### DIRECTIONS FOR THIS TASK
The expected output is each line in the data below that includes the string "icon".

/---

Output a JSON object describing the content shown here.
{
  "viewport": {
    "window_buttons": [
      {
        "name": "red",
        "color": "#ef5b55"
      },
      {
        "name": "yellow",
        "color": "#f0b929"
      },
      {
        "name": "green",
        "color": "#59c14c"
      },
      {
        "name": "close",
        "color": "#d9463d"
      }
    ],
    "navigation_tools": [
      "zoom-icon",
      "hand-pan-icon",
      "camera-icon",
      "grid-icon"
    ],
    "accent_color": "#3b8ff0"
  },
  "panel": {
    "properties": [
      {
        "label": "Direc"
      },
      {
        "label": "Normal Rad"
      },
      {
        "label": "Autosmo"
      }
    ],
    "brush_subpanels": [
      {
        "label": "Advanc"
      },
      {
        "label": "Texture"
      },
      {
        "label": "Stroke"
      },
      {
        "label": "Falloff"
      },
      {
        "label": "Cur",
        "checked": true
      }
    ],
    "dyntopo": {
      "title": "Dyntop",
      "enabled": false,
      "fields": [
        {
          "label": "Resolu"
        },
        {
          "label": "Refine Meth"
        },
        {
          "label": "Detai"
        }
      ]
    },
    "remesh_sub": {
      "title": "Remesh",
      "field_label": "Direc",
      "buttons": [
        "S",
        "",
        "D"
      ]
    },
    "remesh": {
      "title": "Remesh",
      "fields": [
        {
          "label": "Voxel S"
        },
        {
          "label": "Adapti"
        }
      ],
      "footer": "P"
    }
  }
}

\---

### ANSWER TO THIS TASK
      "zoom-icon",
      "hand-pan-icon",
      "camera-icon",
      "grid-icon"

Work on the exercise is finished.